What lines below mention the word "Morph"? Copy each one.

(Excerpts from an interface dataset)
________________

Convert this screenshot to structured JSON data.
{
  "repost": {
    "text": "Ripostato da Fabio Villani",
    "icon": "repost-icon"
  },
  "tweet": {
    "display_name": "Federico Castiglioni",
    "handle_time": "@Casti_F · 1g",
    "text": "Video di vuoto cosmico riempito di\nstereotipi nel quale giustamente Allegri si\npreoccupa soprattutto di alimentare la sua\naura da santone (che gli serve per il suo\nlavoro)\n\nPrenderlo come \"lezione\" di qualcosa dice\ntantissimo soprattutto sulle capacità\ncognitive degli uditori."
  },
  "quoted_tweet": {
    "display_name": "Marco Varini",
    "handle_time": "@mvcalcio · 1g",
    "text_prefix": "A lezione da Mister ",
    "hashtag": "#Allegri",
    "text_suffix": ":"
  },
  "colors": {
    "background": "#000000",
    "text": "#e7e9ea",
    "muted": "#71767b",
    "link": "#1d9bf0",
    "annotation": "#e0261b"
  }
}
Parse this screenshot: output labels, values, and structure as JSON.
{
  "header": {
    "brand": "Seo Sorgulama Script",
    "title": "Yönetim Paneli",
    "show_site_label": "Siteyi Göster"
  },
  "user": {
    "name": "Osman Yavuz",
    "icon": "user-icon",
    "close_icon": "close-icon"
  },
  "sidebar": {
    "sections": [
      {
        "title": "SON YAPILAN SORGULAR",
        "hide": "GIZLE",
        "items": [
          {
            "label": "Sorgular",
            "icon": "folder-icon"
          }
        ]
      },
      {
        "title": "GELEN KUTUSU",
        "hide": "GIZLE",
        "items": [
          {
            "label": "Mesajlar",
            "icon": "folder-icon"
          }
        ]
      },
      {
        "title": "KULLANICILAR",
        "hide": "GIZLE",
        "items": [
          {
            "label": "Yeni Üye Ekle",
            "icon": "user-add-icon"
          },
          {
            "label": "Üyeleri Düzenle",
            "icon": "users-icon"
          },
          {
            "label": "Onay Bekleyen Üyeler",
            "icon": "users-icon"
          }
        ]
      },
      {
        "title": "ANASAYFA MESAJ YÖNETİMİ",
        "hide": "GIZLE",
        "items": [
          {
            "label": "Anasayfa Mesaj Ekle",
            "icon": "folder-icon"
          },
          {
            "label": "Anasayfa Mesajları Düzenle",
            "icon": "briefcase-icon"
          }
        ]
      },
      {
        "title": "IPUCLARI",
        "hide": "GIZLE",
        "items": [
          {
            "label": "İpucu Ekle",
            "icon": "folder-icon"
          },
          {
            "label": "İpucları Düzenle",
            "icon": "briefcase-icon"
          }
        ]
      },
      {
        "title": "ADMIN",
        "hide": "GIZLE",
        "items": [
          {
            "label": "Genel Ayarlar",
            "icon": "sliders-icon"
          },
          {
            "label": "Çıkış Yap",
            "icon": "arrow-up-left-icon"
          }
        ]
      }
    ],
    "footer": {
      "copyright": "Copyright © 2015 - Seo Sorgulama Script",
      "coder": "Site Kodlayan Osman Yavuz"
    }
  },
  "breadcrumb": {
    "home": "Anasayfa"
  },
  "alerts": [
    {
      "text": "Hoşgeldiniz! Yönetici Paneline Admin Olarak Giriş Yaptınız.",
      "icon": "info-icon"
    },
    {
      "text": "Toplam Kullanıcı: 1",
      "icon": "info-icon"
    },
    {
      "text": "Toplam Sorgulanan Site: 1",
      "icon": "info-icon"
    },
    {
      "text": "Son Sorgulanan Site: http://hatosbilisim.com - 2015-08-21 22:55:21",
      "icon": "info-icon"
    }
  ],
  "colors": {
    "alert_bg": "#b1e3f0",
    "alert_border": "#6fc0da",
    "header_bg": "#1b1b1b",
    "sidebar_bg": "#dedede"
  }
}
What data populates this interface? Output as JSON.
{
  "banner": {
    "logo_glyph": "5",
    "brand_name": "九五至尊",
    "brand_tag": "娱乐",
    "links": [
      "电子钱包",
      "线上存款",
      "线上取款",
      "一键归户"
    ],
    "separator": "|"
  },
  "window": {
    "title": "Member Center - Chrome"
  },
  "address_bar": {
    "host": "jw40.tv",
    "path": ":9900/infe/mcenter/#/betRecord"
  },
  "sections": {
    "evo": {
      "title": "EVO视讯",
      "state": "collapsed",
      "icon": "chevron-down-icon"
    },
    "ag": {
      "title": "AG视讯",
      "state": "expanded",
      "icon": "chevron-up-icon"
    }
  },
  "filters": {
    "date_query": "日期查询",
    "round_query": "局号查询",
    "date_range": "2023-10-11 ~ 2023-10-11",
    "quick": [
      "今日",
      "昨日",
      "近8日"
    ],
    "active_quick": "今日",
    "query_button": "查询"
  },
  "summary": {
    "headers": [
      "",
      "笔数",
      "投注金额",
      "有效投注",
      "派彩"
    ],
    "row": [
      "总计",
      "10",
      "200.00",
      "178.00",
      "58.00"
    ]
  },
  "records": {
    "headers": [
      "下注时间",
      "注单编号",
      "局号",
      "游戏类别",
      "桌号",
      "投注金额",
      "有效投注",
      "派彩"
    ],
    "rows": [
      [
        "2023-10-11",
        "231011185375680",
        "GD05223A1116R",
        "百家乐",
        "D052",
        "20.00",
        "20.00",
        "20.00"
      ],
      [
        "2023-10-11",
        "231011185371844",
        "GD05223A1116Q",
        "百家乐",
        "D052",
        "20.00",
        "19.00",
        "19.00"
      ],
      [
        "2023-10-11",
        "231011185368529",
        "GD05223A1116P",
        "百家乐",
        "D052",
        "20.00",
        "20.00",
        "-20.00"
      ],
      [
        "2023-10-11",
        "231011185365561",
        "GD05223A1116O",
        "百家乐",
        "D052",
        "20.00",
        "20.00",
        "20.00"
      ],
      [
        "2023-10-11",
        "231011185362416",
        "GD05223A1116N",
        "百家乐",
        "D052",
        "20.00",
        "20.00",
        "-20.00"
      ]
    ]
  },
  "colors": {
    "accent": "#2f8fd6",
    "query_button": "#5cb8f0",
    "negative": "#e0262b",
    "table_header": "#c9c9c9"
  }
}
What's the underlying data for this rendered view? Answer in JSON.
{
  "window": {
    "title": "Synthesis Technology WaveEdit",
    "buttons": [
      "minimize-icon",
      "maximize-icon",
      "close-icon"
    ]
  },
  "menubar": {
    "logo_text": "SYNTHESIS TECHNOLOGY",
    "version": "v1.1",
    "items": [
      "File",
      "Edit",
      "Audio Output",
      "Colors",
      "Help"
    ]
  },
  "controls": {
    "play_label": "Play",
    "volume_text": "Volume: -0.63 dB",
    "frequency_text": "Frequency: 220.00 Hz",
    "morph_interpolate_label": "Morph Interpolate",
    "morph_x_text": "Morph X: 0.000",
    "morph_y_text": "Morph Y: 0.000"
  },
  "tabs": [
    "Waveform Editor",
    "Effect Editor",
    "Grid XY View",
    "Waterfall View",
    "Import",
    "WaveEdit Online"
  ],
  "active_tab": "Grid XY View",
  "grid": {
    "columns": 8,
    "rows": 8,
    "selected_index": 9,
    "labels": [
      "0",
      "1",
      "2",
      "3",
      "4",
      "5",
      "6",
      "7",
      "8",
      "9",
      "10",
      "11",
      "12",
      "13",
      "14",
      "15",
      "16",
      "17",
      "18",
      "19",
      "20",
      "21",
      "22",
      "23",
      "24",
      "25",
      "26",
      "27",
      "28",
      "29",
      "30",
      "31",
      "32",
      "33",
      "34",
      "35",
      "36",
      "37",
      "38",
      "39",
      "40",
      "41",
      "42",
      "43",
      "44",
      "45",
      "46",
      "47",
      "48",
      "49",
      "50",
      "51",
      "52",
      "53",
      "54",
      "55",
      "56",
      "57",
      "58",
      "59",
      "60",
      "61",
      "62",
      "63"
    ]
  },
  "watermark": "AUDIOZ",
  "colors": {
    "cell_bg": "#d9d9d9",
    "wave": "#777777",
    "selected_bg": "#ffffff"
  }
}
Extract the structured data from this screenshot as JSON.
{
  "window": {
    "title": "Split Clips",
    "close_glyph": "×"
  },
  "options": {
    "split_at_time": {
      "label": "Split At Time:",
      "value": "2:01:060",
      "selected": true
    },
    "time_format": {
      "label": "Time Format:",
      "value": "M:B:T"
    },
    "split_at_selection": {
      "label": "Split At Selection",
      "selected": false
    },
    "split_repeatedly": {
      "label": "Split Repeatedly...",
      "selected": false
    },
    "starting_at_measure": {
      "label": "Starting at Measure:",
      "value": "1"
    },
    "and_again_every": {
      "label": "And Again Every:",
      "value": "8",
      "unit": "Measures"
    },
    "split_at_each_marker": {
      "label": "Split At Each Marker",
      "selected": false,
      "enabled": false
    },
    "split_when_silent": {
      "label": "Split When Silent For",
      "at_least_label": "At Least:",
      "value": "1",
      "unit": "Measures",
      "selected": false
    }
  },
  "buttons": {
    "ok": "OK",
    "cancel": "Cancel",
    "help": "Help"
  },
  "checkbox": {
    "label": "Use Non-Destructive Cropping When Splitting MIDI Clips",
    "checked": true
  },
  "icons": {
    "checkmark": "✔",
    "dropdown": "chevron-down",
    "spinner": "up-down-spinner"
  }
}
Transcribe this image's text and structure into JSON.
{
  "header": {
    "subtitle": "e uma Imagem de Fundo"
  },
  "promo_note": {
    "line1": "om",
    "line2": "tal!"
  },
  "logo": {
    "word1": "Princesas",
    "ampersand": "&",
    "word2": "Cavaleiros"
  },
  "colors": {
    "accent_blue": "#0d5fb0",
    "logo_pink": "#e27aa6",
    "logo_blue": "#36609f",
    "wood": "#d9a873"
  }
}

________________

SOLUTION TO THIS TASK:
    "morph_interpolate_label": "Morph Interpolate",
    "morph_x_text": "Morph X: 0.000",
    "morph_y_text": "Morph Y: 0.000"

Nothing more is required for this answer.